TILL. In Cold Blood [REVIEW]
Dancing, singing together to a song playing on the radio, exchanging loving glances, touch expressing affection. Till’s director Chinonye Chukwu convincingly captures the unbreakable bond between Mamie (Danielle Deadwyler) and her 14-year-old son Emmett (Jalyn Hall) in several opening scenes. The boy, tenderly called Bo, spends the day with his mother in his hometown of Chicago, and the next morning leaves for a two-week vacation with his cousins in Money, a Mississippi farming town constantly torn apart by racial strife. His unconditionally loving mother warns him not to lean out, to listen to his aunt and uncle, not to move away from his cousins, to apologize, bow down, even beg for forgiveness in the event of any conflict situation. The tragic end of this trip is inevitable.
Till is a cinema containing an in-depth psychological portrait of a grieving Mamie and opening up to a much broader socio-political context. It’s 1955, but black people are still picking cotton in the fields of wealthy white owners, we hear on the news that the fight for African Americans to vote is still going on, executions are the order of the day, the justice system belongs to whites and serves only whites. It is enough for some brave soul to dream of freedom and its name will soon be entered on the list of the Ku Klux Klan. Chukwu, showing us around Money, is bright, categorical and ruthless. Thanks to this, the awkward situation becomes exceptionally clear, leading to the later brutal lynching of the teenager. One unnecessary smile, an unnecessary word is enough for an innocent misunderstanding to escalate to crime and a conflict over fundamental values.

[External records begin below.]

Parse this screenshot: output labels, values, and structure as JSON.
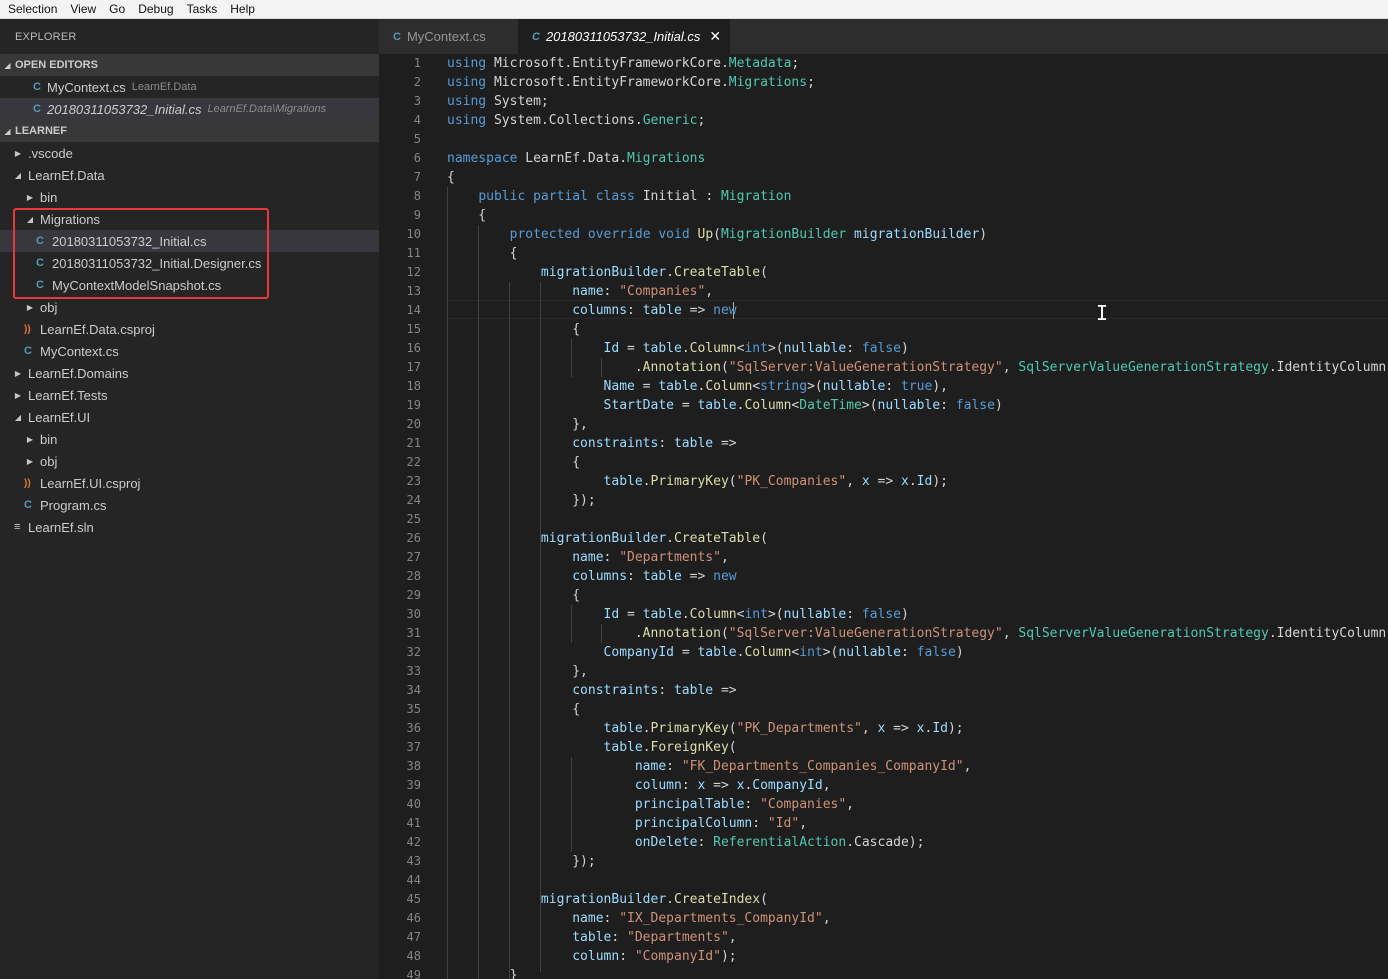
{
  "menu": [
    "Selection",
    "View",
    "Go",
    "Debug",
    "Tasks",
    "Help"
  ],
  "explorer": {
    "title": "EXPLORER",
    "open_editors": {
      "label": "OPEN EDITORS",
      "items": [
        {
          "name": "MyContext.cs",
          "path": "LearnEf.Data"
        },
        {
          "name": "20180311053732_Initial.cs",
          "path": "LearnEf.Data\\Migrations"
        }
      ]
    },
    "workspace": {
      "label": "LEARNEF",
      "items": [
        ".vscode",
        "LearnEf.Data",
        "bin",
        "Migrations",
        "20180311053732_Initial.cs",
        "20180311053732_Initial.Designer.cs",
        "MyContextModelSnapshot.cs",
        "obj",
        "LearnEf.Data.csproj",
        "MyContext.cs",
        "LearnEf.Domains",
        "LearnEf.Tests",
        "LearnEf.UI",
        "bin",
        "obj",
        "LearnEf.UI.csproj",
        "Program.cs",
        "LearnEf.sln"
      ]
    }
  },
  "tabs": [
    {
      "label": "MyContext.cs",
      "active": false
    },
    {
      "label": "20180311053732_Initial.cs",
      "active": true,
      "close": "✕"
    }
  ],
  "editor": {
    "line_numbers": [
      "1",
      "2",
      "3",
      "4",
      "5",
      "6",
      "7",
      "8",
      "9",
      "10",
      "11",
      "12",
      "13",
      "14",
      "15",
      "16",
      "17",
      "18",
      "19",
      "20",
      "21",
      "22",
      "23",
      "24",
      "25",
      "26",
      "27",
      "28",
      "29",
      "30",
      "31",
      "32",
      "33",
      "34",
      "35",
      "36",
      "37",
      "38",
      "39",
      "40",
      "41",
      "42",
      "43",
      "44",
      "45",
      "46",
      "47",
      "48",
      "49"
    ],
    "lines": [
      "using Microsoft.EntityFrameworkCore.Metadata;",
      "using Microsoft.EntityFrameworkCore.Migrations;",
      "using System;",
      "using System.Collections.Generic;",
      "",
      "namespace LearnEf.Data.Migrations",
      "{",
      "    public partial class Initial : Migration",
      "    {",
      "        protected override void Up(MigrationBuilder migrationBuilder)",
      "        {",
      "            migrationBuilder.CreateTable(",
      "                name: \"Companies\",",
      "                columns: table => new",
      "                {",
      "                    Id = table.Column<int>(nullable: false)",
      "                        .Annotation(\"SqlServer:ValueGenerationStrategy\", SqlServerValueGenerationStrategy.IdentityColumn),",
      "                    Name = table.Column<string>(nullable: true),",
      "                    StartDate = table.Column<DateTime>(nullable: false)",
      "                },",
      "                constraints: table =>",
      "                {",
      "                    table.PrimaryKey(\"PK_Companies\", x => x.Id);",
      "                });",
      "",
      "            migrationBuilder.CreateTable(",
      "                name: \"Departments\",",
      "                columns: table => new",
      "                {",
      "                    Id = table.Column<int>(nullable: false)",
      "                        .Annotation(\"SqlServer:ValueGenerationStrategy\", SqlServerValueGenerationStrategy.IdentityColumn),",
      "                    CompanyId = table.Column<int>(nullable: false)",
      "                },",
      "                constraints: table =>",
      "                {",
      "                    table.PrimaryKey(\"PK_Departments\", x => x.Id);",
      "                    table.ForeignKey(",
      "                        name: \"FK_Departments_Companies_CompanyId\",",
      "                        column: x => x.CompanyId,",
      "                        principalTable: \"Companies\",",
      "                        principalColumn: \"Id\",",
      "                        onDelete: ReferentialAction.Cascade);",
      "                });",
      "",
      "            migrationBuilder.CreateIndex(",
      "                name: \"IX_Departments_CompanyId\",",
      "                table: \"Departments\",",
      "                column: \"CompanyId\");",
      "        }"
    ]
  }
}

Because of state legislation, it seems like a lost cause. The guilty will not be convicted, the trial is a cabaret set-up, after which the dust will quickly settle. For the white community, Money is just an unnecessary fuss that has no chance to upset the status quo. Chukwu also has no doubts in this field, so he transfers the dramatic weight elsewhere. He brings it out in several emotionally charged dialogues. Such is the conversation with Dr. Howard, the leader of the association fighting for equality, who demands that Mamie look at the murder of her son from a broader perspective. It’s not just about Emmett, it’s about black people in general. Justice and compensation for “only” the boy’s death is definitely not enough. Grief experienced in solitude is to be fuel for acting on behalf of entire communities. Crying is to turn into a scream, and her son into a universal symbol.

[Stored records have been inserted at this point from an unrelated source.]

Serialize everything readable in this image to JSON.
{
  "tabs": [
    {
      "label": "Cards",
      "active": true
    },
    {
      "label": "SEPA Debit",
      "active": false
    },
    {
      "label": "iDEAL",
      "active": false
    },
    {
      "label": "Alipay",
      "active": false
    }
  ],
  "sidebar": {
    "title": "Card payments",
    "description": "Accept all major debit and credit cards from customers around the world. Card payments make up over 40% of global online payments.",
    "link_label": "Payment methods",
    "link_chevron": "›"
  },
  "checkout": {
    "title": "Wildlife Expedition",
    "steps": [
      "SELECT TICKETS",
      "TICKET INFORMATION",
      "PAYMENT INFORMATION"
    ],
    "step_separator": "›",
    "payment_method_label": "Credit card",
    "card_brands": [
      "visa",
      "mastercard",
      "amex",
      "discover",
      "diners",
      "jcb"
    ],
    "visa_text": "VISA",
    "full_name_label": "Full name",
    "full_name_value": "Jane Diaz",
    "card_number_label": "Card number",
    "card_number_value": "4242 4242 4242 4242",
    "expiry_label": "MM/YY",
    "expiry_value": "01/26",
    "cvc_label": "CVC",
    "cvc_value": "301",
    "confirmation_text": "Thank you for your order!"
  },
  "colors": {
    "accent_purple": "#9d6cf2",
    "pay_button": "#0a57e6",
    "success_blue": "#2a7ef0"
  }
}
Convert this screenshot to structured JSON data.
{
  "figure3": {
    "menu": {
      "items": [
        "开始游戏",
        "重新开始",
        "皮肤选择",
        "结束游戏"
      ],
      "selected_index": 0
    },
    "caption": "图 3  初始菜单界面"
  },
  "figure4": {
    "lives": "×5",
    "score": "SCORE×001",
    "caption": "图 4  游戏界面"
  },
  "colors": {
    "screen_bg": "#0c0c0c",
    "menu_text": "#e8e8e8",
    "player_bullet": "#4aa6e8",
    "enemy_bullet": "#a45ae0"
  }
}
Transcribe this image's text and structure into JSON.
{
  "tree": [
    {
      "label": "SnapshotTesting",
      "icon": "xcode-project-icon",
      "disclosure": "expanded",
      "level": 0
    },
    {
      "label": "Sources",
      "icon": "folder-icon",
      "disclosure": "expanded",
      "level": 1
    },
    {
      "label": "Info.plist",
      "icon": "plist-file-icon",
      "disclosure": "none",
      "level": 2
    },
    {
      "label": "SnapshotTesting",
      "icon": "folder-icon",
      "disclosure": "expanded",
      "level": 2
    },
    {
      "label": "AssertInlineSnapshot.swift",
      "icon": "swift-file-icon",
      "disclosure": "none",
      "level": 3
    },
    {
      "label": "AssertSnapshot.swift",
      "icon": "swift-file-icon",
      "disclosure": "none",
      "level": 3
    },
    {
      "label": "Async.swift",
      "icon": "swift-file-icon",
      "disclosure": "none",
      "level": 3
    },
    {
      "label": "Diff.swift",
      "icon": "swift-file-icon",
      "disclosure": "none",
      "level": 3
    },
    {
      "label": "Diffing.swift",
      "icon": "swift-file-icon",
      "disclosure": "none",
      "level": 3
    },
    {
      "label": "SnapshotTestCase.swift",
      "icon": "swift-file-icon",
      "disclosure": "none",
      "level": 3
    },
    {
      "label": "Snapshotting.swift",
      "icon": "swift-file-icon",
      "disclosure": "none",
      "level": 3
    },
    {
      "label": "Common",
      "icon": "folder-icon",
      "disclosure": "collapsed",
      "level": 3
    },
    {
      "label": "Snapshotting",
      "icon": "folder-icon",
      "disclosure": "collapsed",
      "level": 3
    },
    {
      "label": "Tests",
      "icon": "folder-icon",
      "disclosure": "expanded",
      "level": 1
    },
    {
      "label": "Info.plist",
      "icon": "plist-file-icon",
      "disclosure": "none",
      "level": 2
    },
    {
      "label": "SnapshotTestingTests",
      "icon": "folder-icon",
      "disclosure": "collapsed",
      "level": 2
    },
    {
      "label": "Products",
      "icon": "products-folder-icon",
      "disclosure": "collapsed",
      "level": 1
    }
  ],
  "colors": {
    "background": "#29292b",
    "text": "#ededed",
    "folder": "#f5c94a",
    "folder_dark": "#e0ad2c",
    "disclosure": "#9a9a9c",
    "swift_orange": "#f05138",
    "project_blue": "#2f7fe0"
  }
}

The scene where Mamie meets her son-in-law, in whose house her son lived, strikes a slightly different tone. Moses’ (John Douglas Thompson) confession – passing from shame, through denial, to fear – is an accurate diagnosis of a physically and mentally enslaved individual and a show of acting skills. In this aspect, of course, Danielle Deadwyler shines unquestionably. Internally broken, but slowly rebuilding a life shattered into pieces, hopeless but determined, tender but categorical, delicate but indestructible. Shot in one shot, her testimony in court (twitching eyelids, simultaneous resonance and suffering in the tone of her voice) has bravado and nuance. At her most important moment, Till is genuinely the best.
Chinonye Chukwu very rarely misses (the final speech to the crowd is really unnecessary), she follows Mamie step by step and believably conveys her transformation. Conservative direction, but with a staging idea for each scene. This is a cinema focused on the power of words and charismatic actors. The director illuminates the experience of mourning in an intimate setting, she also highlights the avalanche of events it causes. Despite the extremely sensitive topic, Till is not a didactic film. Fortunately, the question remains unanswered whether this is a story about times rightly past, or whether it is still a current problem.